Principal's Message

Principal’s Message – Mid Term 1, 2022

At this time of year we are normally looking backwards, at our work last year, and looking forwards, making plans for the rest of the year based on the data we have collected from last year.

Mark Twain famously said: “there are lies, damned lies and statistics” and I’m conscious of this whenever I collect data – am I just trying to prove the thing that I believe? 

For many years, I have been collecting data in relation to two particular areas in the school: attendance and connection. 

In the area of attendance, I am particularly interested in the effect of attendance on achievement rates for NCEA. If you look at the table below, this is really well shown at year 11 / level 1 last year. The achievement rate for the year group for this qualification was 73.8% but this was easily exceeded by those students who attended more than 90% of the time – 92.6%. The difference in achievement for those who attend 80% of the time or more and those who attend less than 80% of the time, couldn’t be clearer.

Year level Qualification Attendance # achieved Total Achievement %
11 NCEA L1 90+% 150 162 92.6
80-89% 48 62 77.4
<80% 14 54 25.9

In terms of connection, I compare NCEA achievement with involvement in ‘groups’ (cultural and sporting) as recorded in our system. The table below may be a little harder to understand and I find the link between the level of achievement at NCEA and involvement in groups fascinating. The first row says that there are 117 students in year 11 who were involved in some form of extra curricular activity last year, out of 290 students (you may immediately notice this total is different to the total above but that is because only students who are with us for more than 70 days can be counted in NCEA statistics). Of these 117 students, those who achieved the qualification with Excellence were involved in, on average, 2 ‘groups’ while those who didn’t achieve the qualification were only involved with, on average, 0.3 groups. By year 13 the difference is even more stark (4 and 0.7 respectively).

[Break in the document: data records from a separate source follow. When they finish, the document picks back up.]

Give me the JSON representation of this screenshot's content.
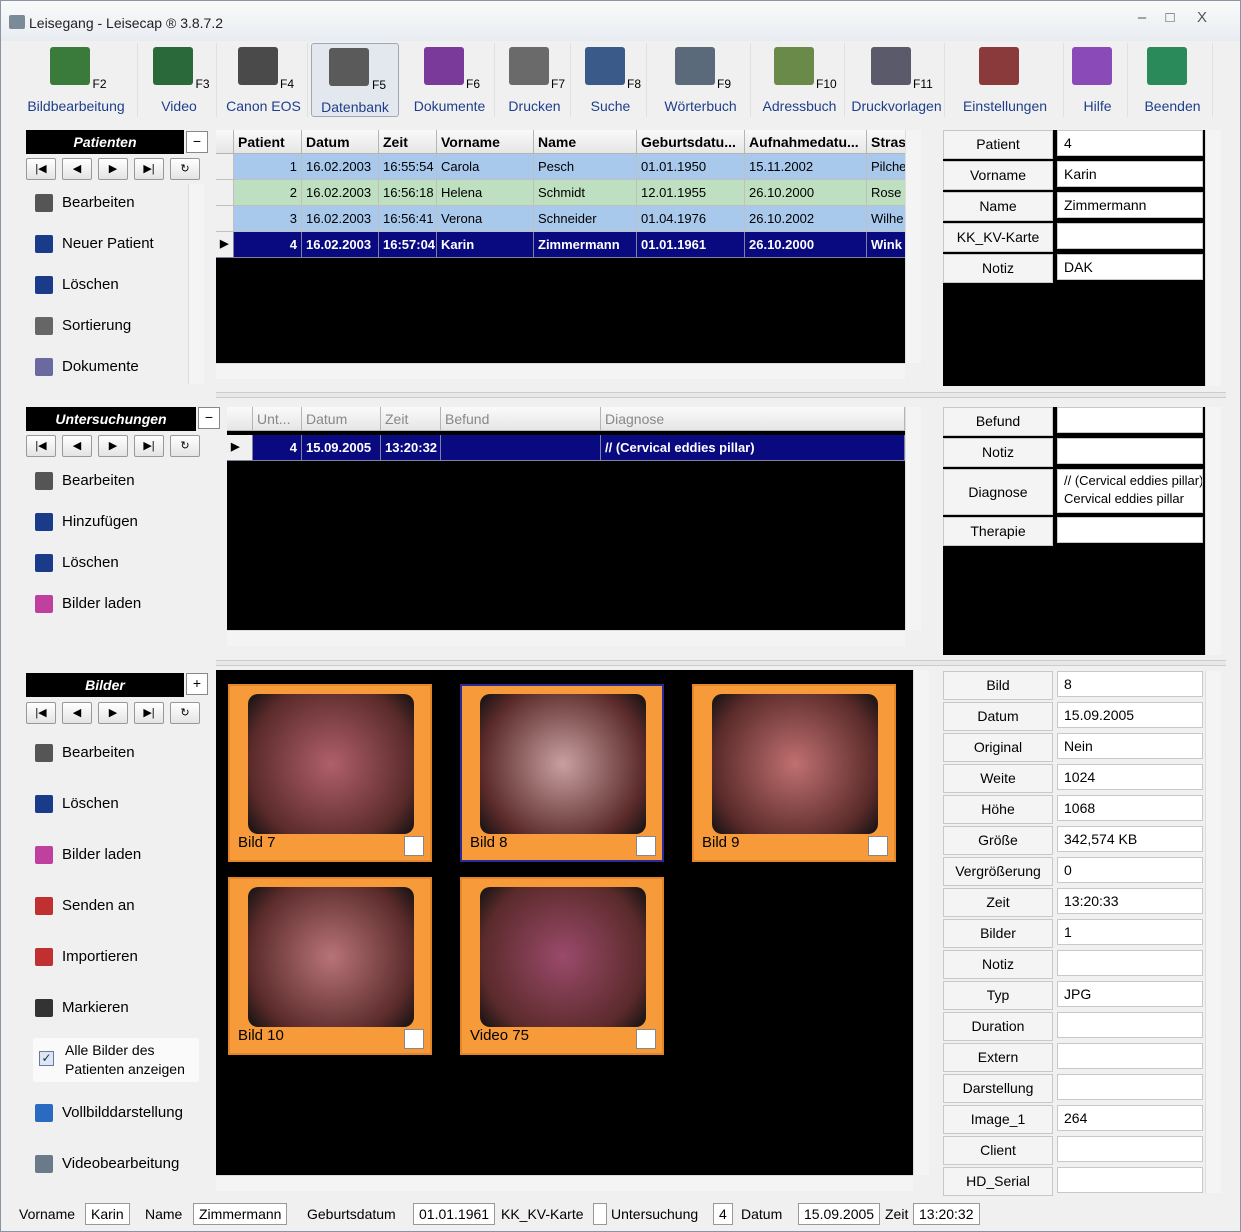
{
  "app": {
    "title": "Leisegang - Leisecap ® 3.8.7.2"
  },
  "window_controls": {
    "minimize": "–",
    "maximize": "□",
    "close": "X"
  },
  "toolbar": [
    {
      "label": "Bildbearbeitung",
      "key": "F2",
      "icon": "image-edit-icon",
      "color": "#3a7a3a"
    },
    {
      "label": "Video",
      "key": "F3",
      "icon": "video-camera-icon",
      "color": "#2a6a3a"
    },
    {
      "label": "Canon EOS",
      "key": "F4",
      "icon": "photo-camera-icon",
      "color": "#4a4a4a"
    },
    {
      "label": "Datenbank",
      "key": "F5",
      "icon": "database-tree-icon",
      "color": "#5a5a5a"
    },
    {
      "label": "Dokumente",
      "key": "F6",
      "icon": "documents-icon",
      "color": "#7a3a9a"
    },
    {
      "label": "Drucken",
      "key": "F7",
      "icon": "printer-icon",
      "color": "#6a6a6a"
    },
    {
      "label": "Suche",
      "key": "F8",
      "icon": "search-icon",
      "color": "#3a5a8a"
    },
    {
      "label": "Wörterbuch",
      "key": "F9",
      "icon": "dictionary-icon",
      "color": "#5a6a7a"
    },
    {
      "label": "Adressbuch",
      "key": "F10",
      "icon": "address-book-icon",
      "color": "#6a8a4a"
    },
    {
      "label": "Druckvorlagen",
      "key": "F11",
      "icon": "print-templates-icon",
      "color": "#5a5a6a"
    },
    {
      "label": "Einstellungen",
      "key": "",
      "icon": "settings-checklist-icon",
      "color": "#8a3a3a"
    },
    {
      "label": "Hilfe",
      "key": "",
      "icon": "help-book-icon",
      "color": "#8a4ab8"
    },
    {
      "label": "Beenden",
      "key": "",
      "icon": "exit-door-icon",
      "color": "#2a8a5a"
    }
  ],
  "patients_panel": {
    "title": "Patienten",
    "actions": [
      "Bearbeiten",
      "Neuer Patient",
      "Löschen",
      "Sortierung",
      "Dokumente"
    ],
    "columns": [
      "Patient",
      "Datum",
      "Zeit",
      "Vorname",
      "Name",
      "Geburtsdatu...",
      "Aufnahmedatu...",
      "Stras"
    ],
    "sort_markers": {
      "vorname": "2",
      "name": "1"
    },
    "rows": [
      [
        "1",
        "16.02.2003",
        "16:55:54",
        "Carola",
        "Pesch",
        "01.01.1950",
        "15.11.2002",
        "Pilche"
      ],
      [
        "2",
        "16.02.2003",
        "16:56:18",
        "Helena",
        "Schmidt",
        "12.01.1955",
        "26.10.2000",
        "Rose"
      ],
      [
        "3",
        "16.02.2003",
        "16:56:41",
        "Verona",
        "Schneider",
        "01.04.1976",
        "26.10.2002",
        "Wilhe"
      ],
      [
        "4",
        "16.02.2003",
        "16:57:04",
        "Karin",
        "Zimmermann",
        "01.01.1961",
        "26.10.2000",
        "Wink"
      ]
    ],
    "row_colors": [
      "#a9c9ec",
      "#bfe0c0",
      "#a9c9ec",
      "#0a0a80"
    ],
    "selected_row": 3
  },
  "patient_props": [
    {
      "label": "Patient",
      "value": "4"
    },
    {
      "label": "Vorname",
      "value": "Karin"
    },
    {
      "label": "Name",
      "value": "Zimmermann"
    },
    {
      "label": "KK_KV-Karte",
      "value": ""
    },
    {
      "label": "Notiz",
      "value": "DAK"
    }
  ],
  "exam_panel": {
    "title": "Untersuchungen",
    "actions": [
      "Bearbeiten",
      "Hinzufügen",
      "Löschen",
      "Bilder laden"
    ],
    "columns": [
      "Unt...",
      "Datum",
      "Zeit",
      "Befund",
      "Diagnose"
    ],
    "sort_markers": {
      "datum": "1",
      "zeit": "2"
    },
    "rows": [
      [
        "4",
        "15.09.2005",
        "13:20:32",
        "",
        "// (Cervical eddies pillar)"
      ]
    ]
  },
  "exam_props": [
    {
      "label": "Befund",
      "value": ""
    },
    {
      "label": "Notiz",
      "value": ""
    },
    {
      "label": "Diagnose",
      "value": "// (Cervical eddies pillar)",
      "value2": "Cervical eddies pillar"
    },
    {
      "label": "Therapie",
      "value": ""
    }
  ],
  "images_panel": {
    "title": "Bilder",
    "add_symbol": "+",
    "actions": [
      "Bearbeiten",
      "Löschen",
      "Bilder laden",
      "Senden an",
      "Importieren",
      "Markieren"
    ],
    "show_all_checkbox": {
      "label_line1": "Alle Bilder des",
      "label_line2": "Patienten anzeigen",
      "checked": true
    },
    "more_actions": [
      "Vollbilddarstellung",
      "Videobearbeitung"
    ],
    "thumbnails": [
      {
        "caption": "Bild 7",
        "tone": "#b0606a"
      },
      {
        "caption": "Bild 8",
        "tone": "#c9a0a0"
      },
      {
        "caption": "Bild 9",
        "tone": "#c07070"
      },
      {
        "caption": "Bild 10",
        "tone": "#b87478"
      },
      {
        "caption": "Video 75",
        "tone": "#9a4a6a"
      }
    ]
  },
  "image_props": [
    {
      "label": "Bild",
      "value": "8"
    },
    {
      "label": "Datum",
      "value": "15.09.2005"
    },
    {
      "label": "Original",
      "value": "Nein"
    },
    {
      "label": "Weite",
      "value": "1024"
    },
    {
      "label": "Höhe",
      "value": "1068"
    },
    {
      "label": "Größe",
      "value": "342,574 KB"
    },
    {
      "label": "Vergrößerung",
      "value": "0"
    },
    {
      "label": "Zeit",
      "value": "13:20:33"
    },
    {
      "label": "Bilder",
      "value": "1"
    },
    {
      "label": "Notiz",
      "value": ""
    },
    {
      "label": "Typ",
      "value": "JPG"
    },
    {
      "label": "Duration",
      "value": ""
    },
    {
      "label": "Extern",
      "value": ""
    },
    {
      "label": "Darstellung",
      "value": ""
    },
    {
      "label": "Image_1",
      "value": "264"
    },
    {
      "label": "Client",
      "value": ""
    },
    {
      "label": "HD_Serial",
      "value": ""
    }
  ],
  "statusbar": [
    {
      "label": "Vorname",
      "value": "Karin"
    },
    {
      "label": "Name",
      "value": "Zimmermann"
    },
    {
      "label": "Geburtsdatum",
      "value": "01.01.1961"
    },
    {
      "label": "KK_KV-Karte",
      "value": ""
    },
    {
      "label": "Untersuchung",
      "value": "4"
    },
    {
      "label": "Datum",
      "value": "15.09.2005"
    },
    {
      "label": "Zeit",
      "value": "13:20:32"
    }
  ]
}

Year 11 Year 12 Year 13
Number of students in 1 or more group 117 127 160
Percentage in 1 or more group 40.3% 44.7% 54.6%
Ave number of groups – students with E 2 3.3 4
Ave number of groups – students with M 1.4 1.6 2.5
Ave number of groups – students with A 1 0.9 1.4
Ave number of groups – students with N 0.3 0.5 0.7
Total number of  students 290 284 293

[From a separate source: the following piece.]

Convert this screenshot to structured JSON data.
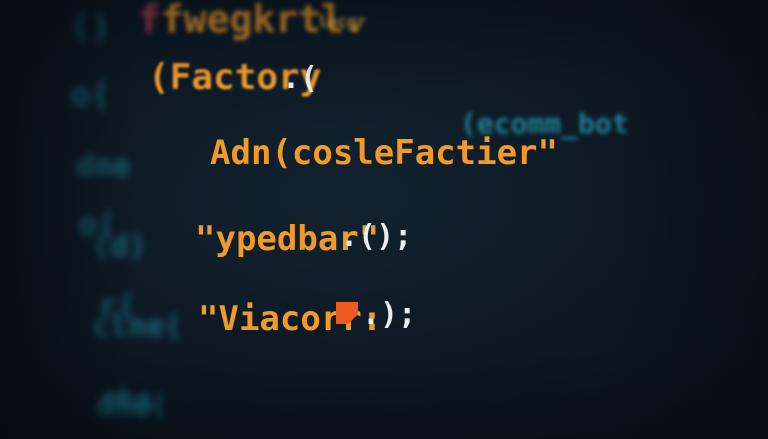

In addition to this table, at year 13 in 2021, we had 33 students achieve Excellence endorsement at level 3 (which means that 50 credits or more were at Excellence level – a fantastic achievement!). Of these 33 students, 27 of them, or 82%, were involved in at least one extra curricular activity. Compare this with 112 students who ‘achieved’ the level 3 qualification (still a very good result) and only 60 of them, or 54%,  were involved in at least one other extra curricular activity.

These links between attendance and achievement, and connection and achievement are probably quite obvious. They are a pattern that I have observed and measured over a number of years and I have shared similar information with you in the past. 

When our new students turned up at the start of the year, I emphasised that they are at the start of a new journey and that they should be looking for opportunities to connect with us and other people at school.

Human connection has become more difficult in the last few years but it is so important for the wellbeing of all of our young people. With this in mind I am sharing a link with you to our aroha day activities. Aroha day is an event we hold at the start of the year to advertise the many, varied opportunities that exist at Wellington High School, outside of the classroom. This year we have had to move ‘aroha day’ online because of the COVID Protection Framework settings at red. I hope you can take time to have a look at what’s available and encourage your young person to give something a go! My observation over many years is that the rewards for such endeavour are quite tangible indeed!

Ngā mihi

Dominic Killalea